“NorCal and its members suffered years of delay and expense while awaiting the exemption and spending valuable time and money answering the IRS' questions. The result was a muffling and muzzling of free expression,” the group claims in their suit, according to reports.

The group is seeking unspecified damages. The suit names both current and former IRS and Treasury Department officials.


Reports said the NorCal Tea Party Patriots received tax-exempt status after a two-year process, which began in March 2010.

The lawsuit also argues for class action status for libertarian and conservative groups that also received extra questioning by the IRS.

IRS offices in Ohio, California and Washington, D.C., applied higher scrutiny to conservative groups seeking tax exemption, singling out those with “Tea Party” and “patriot” in their names.  The IRS has apologized for those actions, but the White House and Congress have vowed to investigate the matter.

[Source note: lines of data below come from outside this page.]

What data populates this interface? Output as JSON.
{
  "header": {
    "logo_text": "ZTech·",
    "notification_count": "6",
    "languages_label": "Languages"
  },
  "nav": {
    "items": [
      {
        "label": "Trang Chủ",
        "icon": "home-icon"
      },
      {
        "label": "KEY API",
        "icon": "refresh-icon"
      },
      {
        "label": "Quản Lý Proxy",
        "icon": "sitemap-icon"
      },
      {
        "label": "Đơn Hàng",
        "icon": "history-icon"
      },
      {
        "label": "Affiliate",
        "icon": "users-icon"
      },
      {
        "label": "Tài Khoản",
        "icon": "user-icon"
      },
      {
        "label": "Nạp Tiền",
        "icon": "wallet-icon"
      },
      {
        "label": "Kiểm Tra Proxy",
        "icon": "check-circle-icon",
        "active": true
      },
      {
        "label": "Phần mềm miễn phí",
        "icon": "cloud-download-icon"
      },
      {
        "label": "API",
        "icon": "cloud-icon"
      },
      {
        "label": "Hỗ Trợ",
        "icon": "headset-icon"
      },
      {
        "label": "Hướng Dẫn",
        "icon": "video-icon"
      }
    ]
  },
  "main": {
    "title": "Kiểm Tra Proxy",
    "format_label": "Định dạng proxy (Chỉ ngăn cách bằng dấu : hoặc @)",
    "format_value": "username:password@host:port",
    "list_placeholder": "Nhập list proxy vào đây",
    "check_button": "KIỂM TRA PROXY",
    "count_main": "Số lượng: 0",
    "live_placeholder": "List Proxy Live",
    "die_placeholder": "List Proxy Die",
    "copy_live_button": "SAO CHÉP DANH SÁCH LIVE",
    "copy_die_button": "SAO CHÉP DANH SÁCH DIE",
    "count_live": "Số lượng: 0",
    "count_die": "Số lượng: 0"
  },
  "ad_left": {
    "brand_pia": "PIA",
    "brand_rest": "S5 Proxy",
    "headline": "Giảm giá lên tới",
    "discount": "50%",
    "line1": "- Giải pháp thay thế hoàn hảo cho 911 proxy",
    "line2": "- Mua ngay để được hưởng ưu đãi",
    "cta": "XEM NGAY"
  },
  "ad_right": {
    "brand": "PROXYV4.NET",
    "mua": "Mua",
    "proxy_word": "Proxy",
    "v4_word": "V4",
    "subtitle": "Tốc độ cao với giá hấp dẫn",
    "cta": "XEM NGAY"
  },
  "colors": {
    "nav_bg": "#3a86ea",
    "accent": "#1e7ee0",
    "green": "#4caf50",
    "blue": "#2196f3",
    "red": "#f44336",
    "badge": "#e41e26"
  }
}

The lawsuit is the first legal challenge to the scandal and comes as GOP lawmakers press to discover when senior Treasury and White House officials first learned about the targeting. 

On Monday, the White House said senior officials were aware of an inspector general report into the improper targeting but decided not to tell President Obama. White House counsel Kathryn Ruemmler learned about the Treasury audit in April, weeks before Obama, who first heard about the scandal when it became public on May 10.

The disclosure that the president’s top lawyer knew about the scandal weeks before will likely intensify congressional scrutiny.

The Senate Finance Committee will hold hearings on the matter Tuesday, following the House Ways & Means Committee, which grilled acting IRS commissioner Steven Miller last week.